America’s Cup: Britain gets early taste of event drama
Published on June 3rd, 2014
Britain’s Ben Ainslie has given his country Olympic fulfillment for the past five consecutive Summer Games, with Sir Ben’s collection of four gold and one silver medal earning him knighthood
Last summer, the Brits saw him as savior to the America’s Cup defense team, coming onboard to mastermind one of the greatest comebacks in sporting history.
Sir Ben rolls with royalty and dates celebrities. He is charitable. He is the latest recipient of the Leadership in Sport Award in Britain. And now he wants to win the America’s Cup for his country.
Ever since a USA entry won the inaugural competition off the Isle of Wight organised by the Royal Yacht Squadron back in 1851, it has never been won by a British entry. Sir Ben believes that bringing the trophy, affectionately known as the Auld Mug, back to Britain would cap anything he has achieved in his career.
He appears to have the funding. Heck, Sir Ben even has the Duchess of Cambridge attending the official launch of his America’s Cup bid on June 10, which follows one day after the opening of the entry period on June 9.
Amazingly, however, with Sir Ben’s bid not yet formally launched, the sporting hero has already upset people.

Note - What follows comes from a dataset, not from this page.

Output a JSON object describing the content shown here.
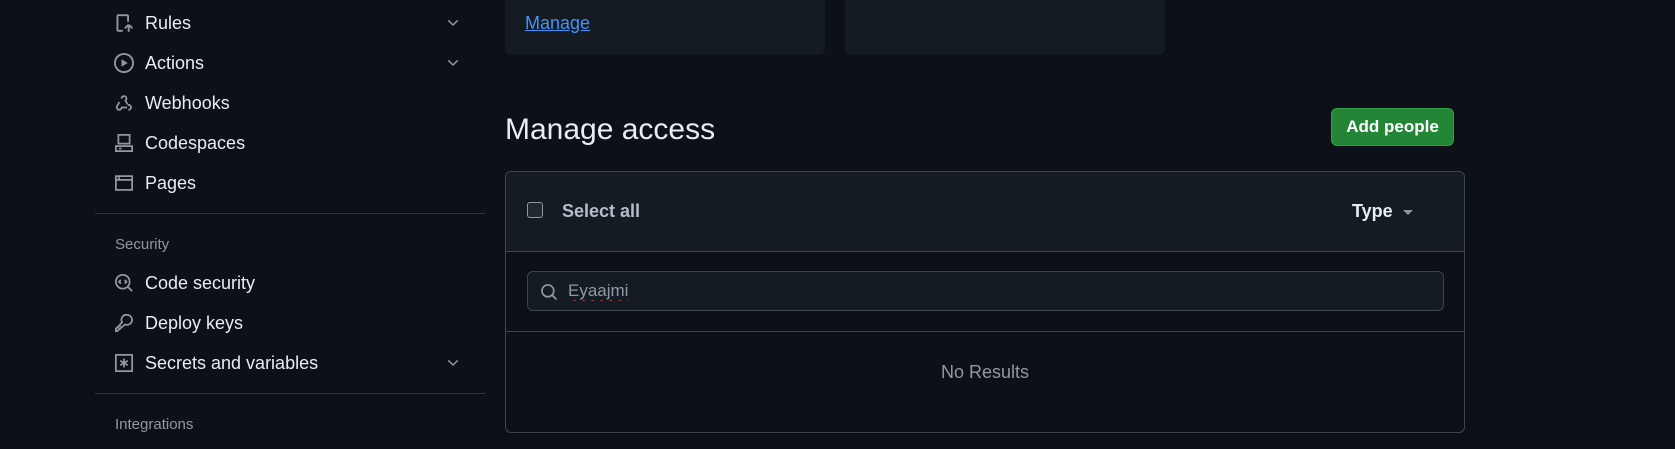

Sir Ben has sailed into stormy waters with his plans to build his sailing headquarters in Old Portsmouth, Hants. The development would include offices, meeting rooms, training and medical facilities and a car park. But the proposal has upset residents of the waterfront area.
Opponents consider the size and design of the facility to be out of character with the area, conflicting current zoning rules, and criticize the town council for rushing the planning permission process and keeping the public at distance from the process.

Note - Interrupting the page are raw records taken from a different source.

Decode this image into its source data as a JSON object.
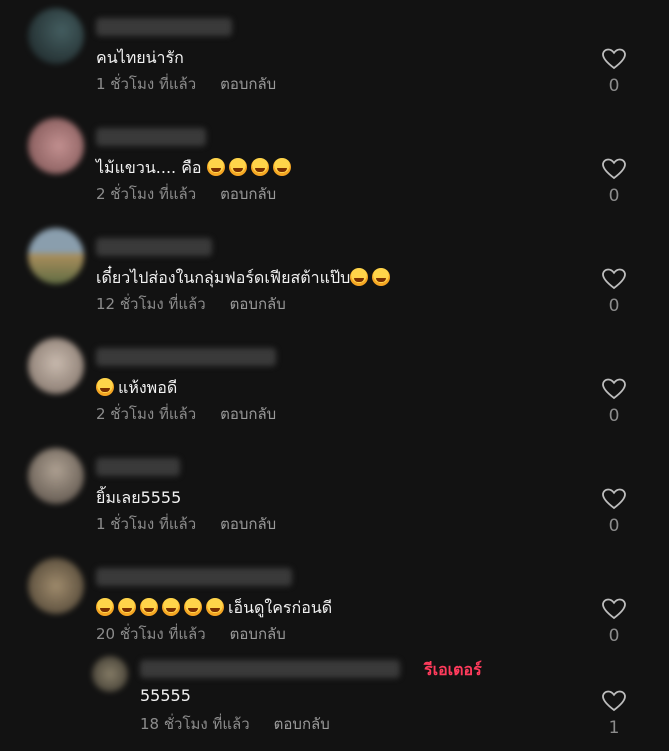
{
  "colors": {
    "background": "#121212",
    "creator_badge": "#ff3b5c",
    "muted": "#8c8c8c"
  },
  "comments": [
    {
      "text": "คนไทยน่ารัก",
      "time": "1 ชั่วโมง ที่แล้ว",
      "reply": "ตอบกลับ",
      "likes": "0",
      "emoji_count": 0,
      "emoji_prefix": 0
    },
    {
      "text": "ไม้แขวน.... คือ",
      "time": "2 ชั่วโมง ที่แล้ว",
      "reply": "ตอบกลับ",
      "likes": "0",
      "emoji_count": 4,
      "emoji_prefix": 0
    },
    {
      "text": "เดี๋ยวไปส่องในกลุ่มฟอร์ดเฟียสต้าแป๊บ",
      "time": "12 ชั่วโมง ที่แล้ว",
      "reply": "ตอบกลับ",
      "likes": "0",
      "emoji_count": 2,
      "emoji_prefix": 0
    },
    {
      "text": "แห้งพอดี",
      "time": "2 ชั่วโมง ที่แล้ว",
      "reply": "ตอบกลับ",
      "likes": "0",
      "emoji_count": 0,
      "emoji_prefix": 1
    },
    {
      "text": "ยิ้มเลย5555",
      "time": "1 ชั่วโมง ที่แล้ว",
      "reply": "ตอบกลับ",
      "likes": "0",
      "emoji_count": 0,
      "emoji_prefix": 0
    },
    {
      "text": "เอ็นดูใครก่อนดี",
      "time": "20 ชั่วโมง ที่แล้ว",
      "reply": "ตอบกลับ",
      "likes": "0",
      "emoji_count": 0,
      "emoji_prefix": 6
    }
  ],
  "reply_item": {
    "creator_label": "รีเอเตอร์",
    "text": "55555",
    "time": "18 ชั่วโมง ที่แล้ว",
    "reply": "ตอบกลับ",
    "likes": "1"
  },
  "icons": {
    "like": "heart-outline-icon",
    "emoji": "rolling-laughing-emoji-icon"
  }
}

With the desire for the America’s Cup to propel itself as a marketable entertainment and sporting event, perhaps it needs to first figure out how to spend less time infuriating people as a news event.